A smaller Indonesian harvest may add to concerns that global supplies will be squeezed this year as dry weather also threatens the crop in Ghana, the biggest producer after Ivory Coast. Futures in New York are about 9 percent higher this year, heading for a fourth straight annual increase in contrast to losses in most commodities including sugar and coffee.

“Cocoa is a very sensitive crop to weather changes,” Sikumbang said by phone from Bali. “We had good weather during the main harvest in May to June and our concern is the second harvest. Prolonged dryness may shed flowers, potentially cause a failed harvest.”

Farmers may reap 70 percent less beans in the second harvest than a year earlier if the El Nino strengthens, Sikumbang said. The mid-crop typically accounts for about 30 percent of the nation’s total output, he said.

A moderate El Nino that has caused a dry spell in the southern regions in Indonesia will strengthen from August to December, with the impact to be seen in areas including Lampung, South Sumatra, Java and South Sulawesi, the Meteorology, Climatology and Geophysics Agency said July 30.

Switching Crops

Sulawesi in eastern Indonesia is the country’s main cocoa growing region. Lampung on Sumatra island and Java also produce cocoa. Bean production may further decline as farmers shift to crops such as rice and corn, Sikumbang said.

El Ninos can affect weather worldwide by baking Asia, altering rainfall across South America and bringing cooler summers to North America. The first El Nino since 2010 has already reduced rainfall across Southeast Asia and is hurting crop yields, according to the United Nations.

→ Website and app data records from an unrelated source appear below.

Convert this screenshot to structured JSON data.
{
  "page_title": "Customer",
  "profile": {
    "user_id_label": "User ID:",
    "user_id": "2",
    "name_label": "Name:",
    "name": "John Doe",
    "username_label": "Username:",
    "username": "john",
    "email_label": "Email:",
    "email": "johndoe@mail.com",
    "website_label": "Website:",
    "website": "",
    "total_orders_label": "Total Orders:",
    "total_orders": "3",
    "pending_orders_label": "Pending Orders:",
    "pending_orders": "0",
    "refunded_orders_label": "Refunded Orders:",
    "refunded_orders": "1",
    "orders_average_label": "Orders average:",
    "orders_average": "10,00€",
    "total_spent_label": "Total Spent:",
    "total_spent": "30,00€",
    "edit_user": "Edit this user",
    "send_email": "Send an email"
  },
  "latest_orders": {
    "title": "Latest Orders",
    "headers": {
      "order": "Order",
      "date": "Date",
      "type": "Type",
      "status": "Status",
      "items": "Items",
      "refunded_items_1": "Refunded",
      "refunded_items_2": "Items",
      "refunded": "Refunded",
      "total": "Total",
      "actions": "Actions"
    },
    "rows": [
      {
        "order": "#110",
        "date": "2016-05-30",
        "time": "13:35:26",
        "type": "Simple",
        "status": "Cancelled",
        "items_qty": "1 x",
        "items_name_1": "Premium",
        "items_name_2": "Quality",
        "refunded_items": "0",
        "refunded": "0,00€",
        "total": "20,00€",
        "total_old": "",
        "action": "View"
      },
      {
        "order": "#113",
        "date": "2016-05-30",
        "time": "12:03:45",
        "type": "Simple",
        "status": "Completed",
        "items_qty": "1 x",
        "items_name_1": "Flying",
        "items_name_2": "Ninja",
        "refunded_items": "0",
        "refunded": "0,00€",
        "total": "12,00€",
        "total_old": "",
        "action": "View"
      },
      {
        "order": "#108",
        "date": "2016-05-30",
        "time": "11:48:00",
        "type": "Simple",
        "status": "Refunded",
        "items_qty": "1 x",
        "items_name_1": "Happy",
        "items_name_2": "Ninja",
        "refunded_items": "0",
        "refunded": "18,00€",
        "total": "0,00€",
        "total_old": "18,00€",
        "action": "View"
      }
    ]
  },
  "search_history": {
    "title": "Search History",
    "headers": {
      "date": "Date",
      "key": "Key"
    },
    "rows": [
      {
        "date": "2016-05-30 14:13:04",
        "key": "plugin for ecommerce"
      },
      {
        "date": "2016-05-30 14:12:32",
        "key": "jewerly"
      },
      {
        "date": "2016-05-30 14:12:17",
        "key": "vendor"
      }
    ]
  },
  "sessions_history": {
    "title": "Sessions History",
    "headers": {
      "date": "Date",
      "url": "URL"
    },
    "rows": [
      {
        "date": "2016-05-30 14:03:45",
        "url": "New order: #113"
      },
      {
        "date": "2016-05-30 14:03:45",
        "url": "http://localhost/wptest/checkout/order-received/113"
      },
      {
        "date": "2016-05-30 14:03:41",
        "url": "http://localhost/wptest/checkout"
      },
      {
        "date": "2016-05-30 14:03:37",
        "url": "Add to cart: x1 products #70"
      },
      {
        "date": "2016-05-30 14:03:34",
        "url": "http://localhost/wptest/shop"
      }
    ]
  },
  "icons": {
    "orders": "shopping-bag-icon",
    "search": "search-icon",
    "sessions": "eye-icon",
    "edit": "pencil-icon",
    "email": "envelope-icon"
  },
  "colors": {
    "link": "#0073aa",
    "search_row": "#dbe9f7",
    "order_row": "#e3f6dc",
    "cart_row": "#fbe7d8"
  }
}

Long-term dryness is still a concern across Java and southwestern Sulawesi and no improvement in weather is expected in the coming days, Kenny Miller, meteorologist at MDA Weather Services said in a note on Aug. 4.

Indonesia may boost imports to offset the decline in cocoa production as domestic demand increases, Sikumbang said. Overseas purchases will probably jump to 150,000 tons this year from 109,000 tons in 2014, while exports may slump to 35,000 tons from 68,000 tons, he said.